**TASK TO COMPLETE**
Every record must be copied exactly.

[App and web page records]
● ● ●

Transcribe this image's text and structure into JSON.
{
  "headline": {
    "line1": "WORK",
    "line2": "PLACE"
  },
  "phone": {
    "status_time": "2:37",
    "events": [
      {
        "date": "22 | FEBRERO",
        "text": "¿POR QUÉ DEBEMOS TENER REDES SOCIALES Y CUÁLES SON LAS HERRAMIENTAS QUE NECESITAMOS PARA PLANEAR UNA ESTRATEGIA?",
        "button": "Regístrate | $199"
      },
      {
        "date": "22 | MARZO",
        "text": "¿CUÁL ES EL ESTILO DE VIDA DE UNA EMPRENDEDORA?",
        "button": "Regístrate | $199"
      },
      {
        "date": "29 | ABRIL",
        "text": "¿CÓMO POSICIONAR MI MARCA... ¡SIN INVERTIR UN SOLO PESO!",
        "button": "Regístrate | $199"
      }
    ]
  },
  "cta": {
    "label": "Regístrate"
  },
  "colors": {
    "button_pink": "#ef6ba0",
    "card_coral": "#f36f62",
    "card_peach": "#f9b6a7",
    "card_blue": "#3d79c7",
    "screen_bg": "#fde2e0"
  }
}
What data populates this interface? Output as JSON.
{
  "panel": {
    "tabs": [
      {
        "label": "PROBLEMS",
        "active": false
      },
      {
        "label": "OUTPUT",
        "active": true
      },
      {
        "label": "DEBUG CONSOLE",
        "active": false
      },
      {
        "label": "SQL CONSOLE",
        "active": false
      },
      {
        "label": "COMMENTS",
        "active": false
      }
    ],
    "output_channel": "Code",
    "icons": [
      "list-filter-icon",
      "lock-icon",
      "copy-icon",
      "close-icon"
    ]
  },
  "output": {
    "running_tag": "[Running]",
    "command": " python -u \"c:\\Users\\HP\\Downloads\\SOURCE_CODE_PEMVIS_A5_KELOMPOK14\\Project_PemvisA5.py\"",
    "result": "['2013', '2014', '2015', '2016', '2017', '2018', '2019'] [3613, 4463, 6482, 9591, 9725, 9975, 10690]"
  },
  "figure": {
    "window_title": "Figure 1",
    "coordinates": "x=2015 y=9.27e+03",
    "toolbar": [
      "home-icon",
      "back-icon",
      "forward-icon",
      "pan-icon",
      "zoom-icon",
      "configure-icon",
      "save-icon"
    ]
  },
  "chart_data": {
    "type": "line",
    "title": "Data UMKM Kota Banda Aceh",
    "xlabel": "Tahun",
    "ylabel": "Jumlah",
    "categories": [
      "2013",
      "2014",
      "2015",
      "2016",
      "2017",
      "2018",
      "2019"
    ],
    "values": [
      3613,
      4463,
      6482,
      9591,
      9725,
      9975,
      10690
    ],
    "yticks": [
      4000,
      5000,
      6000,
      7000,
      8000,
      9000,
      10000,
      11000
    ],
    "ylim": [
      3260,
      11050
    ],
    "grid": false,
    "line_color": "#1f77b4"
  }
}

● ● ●

**SOLUTION**
Transcribe this image's text and structure into JSON.
{
  "headline": {
    "line1": "WORK",
    "line2": "PLACE"
  },
  "phone": {
    "status_time": "2:37",
    "events": [
      {
        "date": "22 | FEBRERO",
        "text": "¿POR QUÉ DEBEMOS TENER REDES SOCIALES Y CUÁLES SON LAS HERRAMIENTAS QUE NECESITAMOS PARA PLANEAR UNA ESTRATEGIA?",
        "button": "Regístrate | $199"
      },
      {
        "date": "22 | MARZO",
        "text": "¿CUÁL ES EL ESTILO DE VIDA DE UNA EMPRENDEDORA?",
        "button": "Regístrate | $199"
      },
      {
        "date": "29 | ABRIL",
        "text": "¿CÓMO POSICIONAR MI MARCA... ¡SIN INVERTIR UN SOLO PESO!",
        "button": "Regístrate | $199"
      }
    ]
  },
  "cta": {
    "label": "Regístrate"
  },
  "colors": {
    "button_pink": "#ef6ba0",
    "card_coral": "#f36f62",
    "card_peach": "#f9b6a7",
    "card_blue": "#3d79c7",
    "screen_bg": "#fde2e0"
  }
}
What data populates this interface? Output as JSON.
{
  "panel": {
    "tabs": [
      {
        "label": "PROBLEMS",
        "active": false
      },
      {
        "label": "OUTPUT",
        "active": true
      },
      {
        "label": "DEBUG CONSOLE",
        "active": false
      },
      {
        "label": "SQL CONSOLE",
        "active": false
      },
      {
        "label": "COMMENTS",
        "active": false
      }
    ],
    "output_channel": "Code",
    "icons": [
      "list-filter-icon",
      "lock-icon",
      "copy-icon",
      "close-icon"
    ]
  },
  "output": {
    "running_tag": "[Running]",
    "command": " python -u \"c:\\Users\\HP\\Downloads\\SOURCE_CODE_PEMVIS_A5_KELOMPOK14\\Project_PemvisA5.py\"",
    "result": "['2013', '2014', '2015', '2016', '2017', '2018', '2019'] [3613, 4463, 6482, 9591, 9725, 9975, 10690]"
  },
  "figure": {
    "window_title": "Figure 1",
    "coordinates": "x=2015 y=9.27e+03",
    "toolbar": [
      "home-icon",
      "back-icon",
      "forward-icon",
      "pan-icon",
      "zoom-icon",
      "configure-icon",
      "save-icon"
    ]
  },
  "chart_data": {
    "type": "line",
    "title": "Data UMKM Kota Banda Aceh",
    "xlabel": "Tahun",
    "ylabel": "Jumlah",
    "categories": [
      "2013",
      "2014",
      "2015",
      "2016",
      "2017",
      "2018",
      "2019"
    ],
    "values": [
      3613,
      4463,
      6482,
      9591,
      9725,
      9975,
      10690
    ],
    "yticks": [
      4000,
      5000,
      6000,
      7000,
      8000,
      9000,
      10000,
      11000
    ],
    "ylim": [
      3260,
      11050
    ],
    "grid": false,
    "line_color": "#1f77b4"
  }
}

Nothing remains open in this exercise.